“At the time of writing 29,290 user accounts had been suspended by Mega for this reason, comprising less than 0.16% of total Mega users,” Olswang notes.
“Having reviewed the NetNames report and undertaken analysis of Mega’s service, Olswang has found no evidence to conclude that Mega can be considered a cyberlocker, or that it knowingly, willingly or even passively assists in or condones wide scale copyright or other infringement,” the law firm writes.
“In summary, Olswang has concluded that the allegations in the NetNames report are highly defamatory of Mega and appear to have no factual basis whatsoever. The NetNames report contains numerous factual inaccuracies and methodological errors and draws conclusions that are entirely wrong.
“[All] of Mega’s characteristics are consistent with those of a legitimate cloud storage provider in the same way as Google Drive, Microsoft OneDrive, Apple iCloud, Dropbox and many other similar providers,” Olswang concludes.
Mega says it is pleased with the findings of the report and is now considering its legal position.
“It is quite clear from the comprehensive review conducted by Olswang that the assertions about Mega in the NetNames report are totally without foundation and are defamatory. We are now taking legal advice on this serious attack against Mega,” says Mega CEO Graham Gaylard.
“Olswang’s credentials on anti-piracy issues are impeccable, and their conclusions totally refute the allegations made in the NetNames report.”

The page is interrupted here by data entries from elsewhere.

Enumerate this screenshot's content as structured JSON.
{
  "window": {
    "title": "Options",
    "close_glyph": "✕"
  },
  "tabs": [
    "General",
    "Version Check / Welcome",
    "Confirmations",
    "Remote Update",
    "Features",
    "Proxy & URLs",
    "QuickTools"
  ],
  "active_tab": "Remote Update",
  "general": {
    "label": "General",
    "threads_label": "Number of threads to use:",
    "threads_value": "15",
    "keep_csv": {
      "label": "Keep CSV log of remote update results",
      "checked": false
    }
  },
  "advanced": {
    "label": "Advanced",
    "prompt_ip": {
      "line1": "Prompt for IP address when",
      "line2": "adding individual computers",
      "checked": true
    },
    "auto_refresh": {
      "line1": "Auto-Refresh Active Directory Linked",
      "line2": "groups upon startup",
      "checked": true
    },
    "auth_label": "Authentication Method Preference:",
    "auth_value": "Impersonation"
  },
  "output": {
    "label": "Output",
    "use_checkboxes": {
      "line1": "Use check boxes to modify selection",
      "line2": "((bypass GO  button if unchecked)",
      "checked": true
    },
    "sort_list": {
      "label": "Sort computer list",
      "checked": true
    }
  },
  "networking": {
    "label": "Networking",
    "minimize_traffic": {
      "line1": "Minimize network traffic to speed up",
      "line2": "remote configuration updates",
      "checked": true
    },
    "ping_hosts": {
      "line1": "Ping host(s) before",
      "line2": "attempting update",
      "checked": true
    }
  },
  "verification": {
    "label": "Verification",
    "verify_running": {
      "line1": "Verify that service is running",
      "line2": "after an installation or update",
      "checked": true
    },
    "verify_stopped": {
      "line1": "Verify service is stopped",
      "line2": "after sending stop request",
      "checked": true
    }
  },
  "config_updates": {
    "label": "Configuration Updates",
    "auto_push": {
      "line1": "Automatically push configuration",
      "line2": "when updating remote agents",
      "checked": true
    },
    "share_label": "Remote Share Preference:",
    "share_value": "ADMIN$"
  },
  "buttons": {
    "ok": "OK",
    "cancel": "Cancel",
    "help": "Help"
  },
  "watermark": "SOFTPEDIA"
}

Thus far NetNames has ignored requests for comment on the inclusion of Mega in its report. With pressure building as it now is, the company could soon be left with little choice.
The full report can be downloaded here (pdf).